Go through the material below, find each line with the word "what", and copy those lines.
-------
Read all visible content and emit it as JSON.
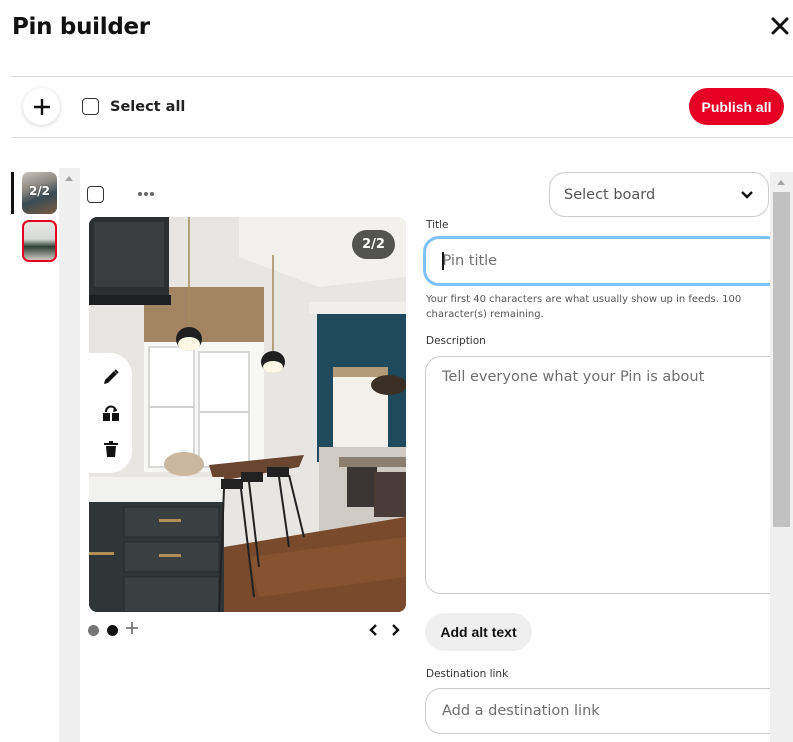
{
  "header": {
    "title": "Pin builder",
    "close_icon": "close-icon"
  },
  "toolbar": {
    "add_icon": "plus-icon",
    "select_all_label": "Select all",
    "select_all_checked": false,
    "publish_label": "Publish all",
    "publish_color": "#e60023"
  },
  "thumbnails": [
    {
      "label": "2/2",
      "selected": true
    },
    {
      "label": "",
      "selected": false,
      "error": true
    }
  ],
  "pin": {
    "checked": false,
    "more_icon": "ellipsis-icon",
    "image_counter": "2/2",
    "image_description": "Kitchen with dark cabinets, brass pendant lights, window bar with stools, and dining area with teal wall",
    "tools": [
      "pencil-icon",
      "replace-icon",
      "trash-icon"
    ],
    "carousel": {
      "slides": 2,
      "active_index": 1,
      "add_icon": "plus-icon",
      "prev_icon": "chevron-left-icon",
      "next_icon": "chevron-right-icon"
    }
  },
  "form": {
    "board_select": {
      "placeholder": "Select board",
      "icon": "chevron-down-icon"
    },
    "title": {
      "label": "Title",
      "placeholder": "Pin title",
      "value": "",
      "hint": "Your first 40 characters are what usually show up in feeds. 100 character(s) remaining."
    },
    "description": {
      "label": "Description",
      "placeholder": "Tell everyone what your Pin is about",
      "value": ""
    },
    "alt_text_button": "Add alt text",
    "destination": {
      "label": "Destination link",
      "placeholder": "Add a destination link",
      "value": ""
    }
  },
  "colors": {
    "accent": "#e60023",
    "focus_ring": "#7fc1ff"
  }
}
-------
Task output:
      "hint": "Your first 40 characters are what usually show up in feeds. 100 character(s) remaining."
      "placeholder": "Tell everyone what your Pin is about",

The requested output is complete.